Data supplied START

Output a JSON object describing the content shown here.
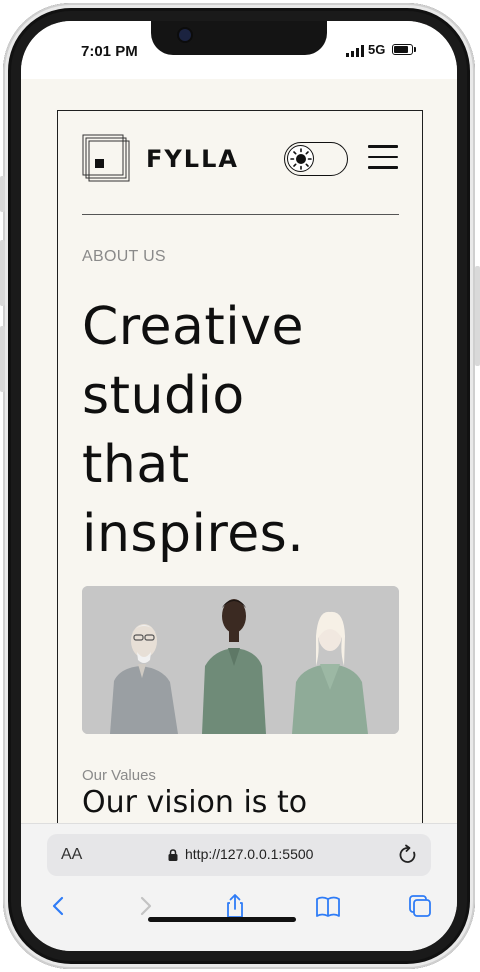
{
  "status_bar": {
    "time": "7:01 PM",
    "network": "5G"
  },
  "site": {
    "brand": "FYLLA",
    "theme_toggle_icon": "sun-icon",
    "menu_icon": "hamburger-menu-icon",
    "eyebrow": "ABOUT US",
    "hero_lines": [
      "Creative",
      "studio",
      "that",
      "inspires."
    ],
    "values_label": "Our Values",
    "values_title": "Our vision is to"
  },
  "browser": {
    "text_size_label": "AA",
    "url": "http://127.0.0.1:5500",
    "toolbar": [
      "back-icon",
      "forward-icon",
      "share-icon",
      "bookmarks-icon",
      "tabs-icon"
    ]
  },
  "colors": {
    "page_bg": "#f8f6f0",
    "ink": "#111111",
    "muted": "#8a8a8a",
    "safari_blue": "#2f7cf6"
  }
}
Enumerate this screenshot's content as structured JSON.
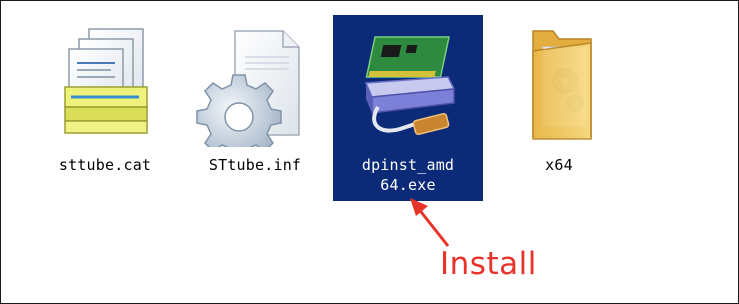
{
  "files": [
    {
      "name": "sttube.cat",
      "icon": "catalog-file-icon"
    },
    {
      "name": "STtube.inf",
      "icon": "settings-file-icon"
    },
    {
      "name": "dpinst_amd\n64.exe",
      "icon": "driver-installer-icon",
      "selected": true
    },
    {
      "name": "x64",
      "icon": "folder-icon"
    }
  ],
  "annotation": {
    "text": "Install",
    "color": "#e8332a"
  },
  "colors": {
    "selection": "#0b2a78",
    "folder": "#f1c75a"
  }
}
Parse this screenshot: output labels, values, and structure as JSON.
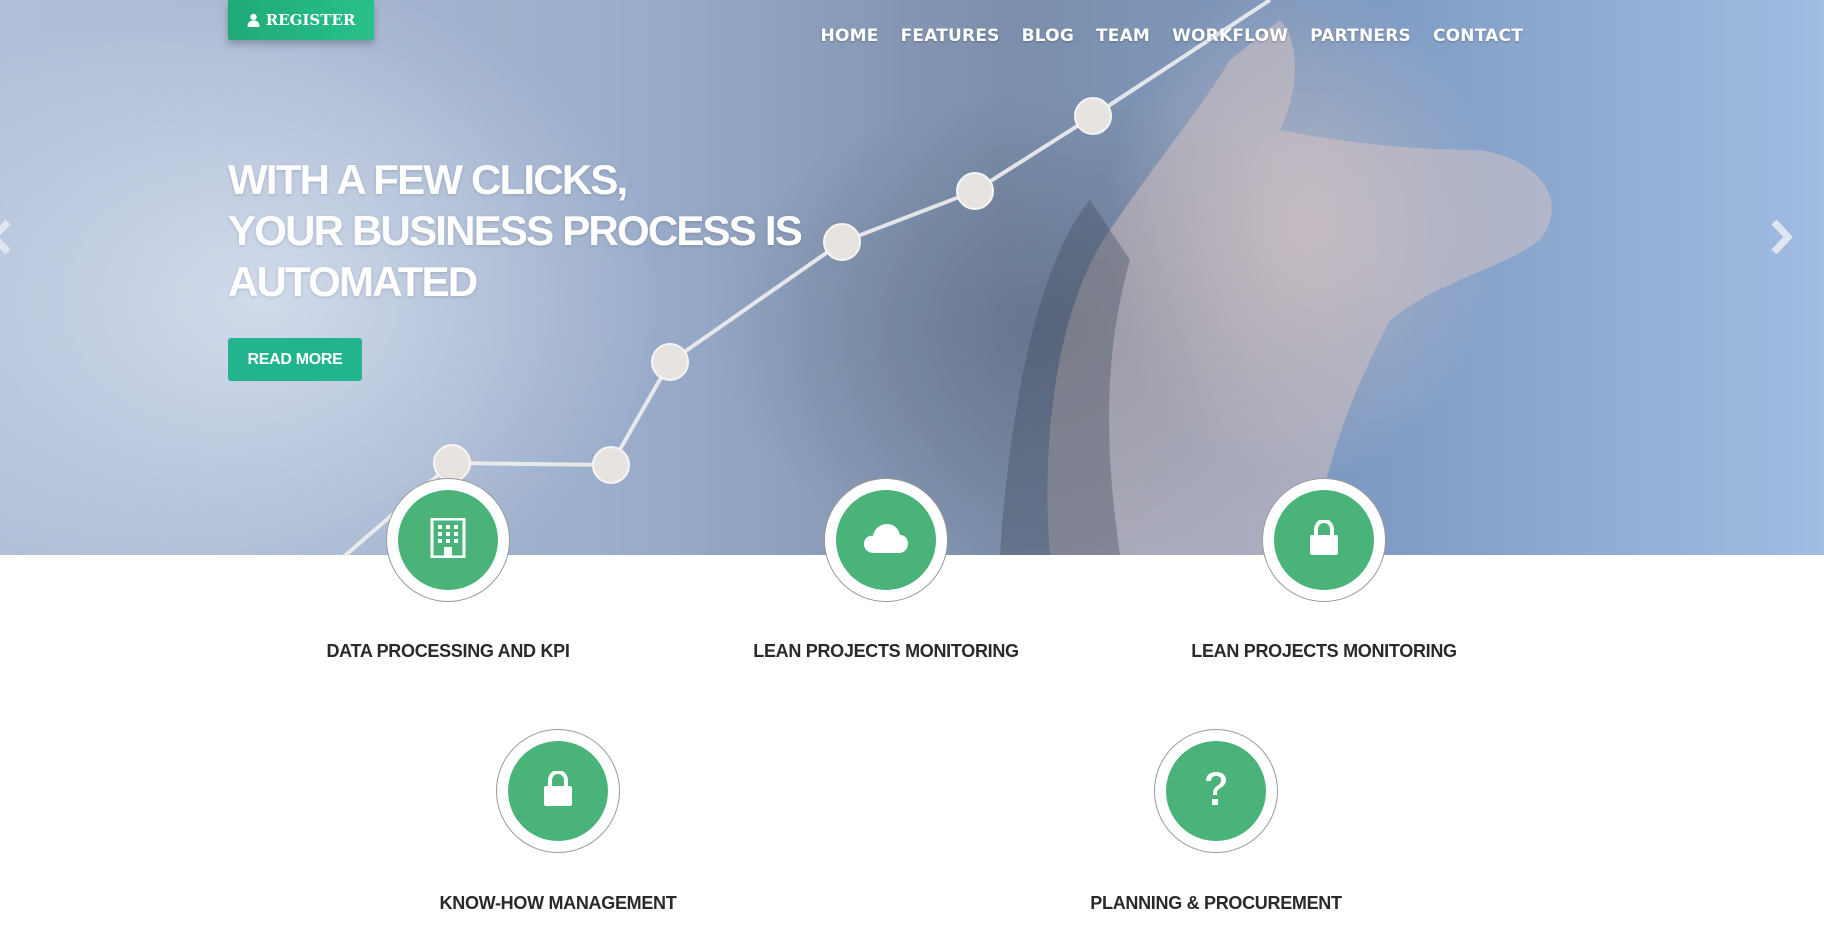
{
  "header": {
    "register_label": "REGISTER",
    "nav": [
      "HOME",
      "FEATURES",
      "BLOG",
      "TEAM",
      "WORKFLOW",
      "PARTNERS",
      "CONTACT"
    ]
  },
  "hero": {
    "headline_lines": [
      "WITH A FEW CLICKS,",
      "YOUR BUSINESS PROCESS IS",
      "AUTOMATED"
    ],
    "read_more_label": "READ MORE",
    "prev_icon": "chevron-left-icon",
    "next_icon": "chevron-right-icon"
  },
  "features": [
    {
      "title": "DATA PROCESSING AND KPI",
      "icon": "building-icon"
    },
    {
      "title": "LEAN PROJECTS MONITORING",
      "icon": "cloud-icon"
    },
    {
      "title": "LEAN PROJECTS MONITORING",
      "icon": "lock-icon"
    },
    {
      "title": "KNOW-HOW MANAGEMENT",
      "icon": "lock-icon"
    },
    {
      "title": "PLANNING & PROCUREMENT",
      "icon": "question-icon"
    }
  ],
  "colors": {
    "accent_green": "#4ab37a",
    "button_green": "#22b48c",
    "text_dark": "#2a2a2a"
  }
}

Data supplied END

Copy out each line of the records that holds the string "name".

### Response for this exercise
      "name": "sttube.cat",
      "name": "STtube.inf",
      "name": "dpinst_amd\n64.exe",
      "name": "x64",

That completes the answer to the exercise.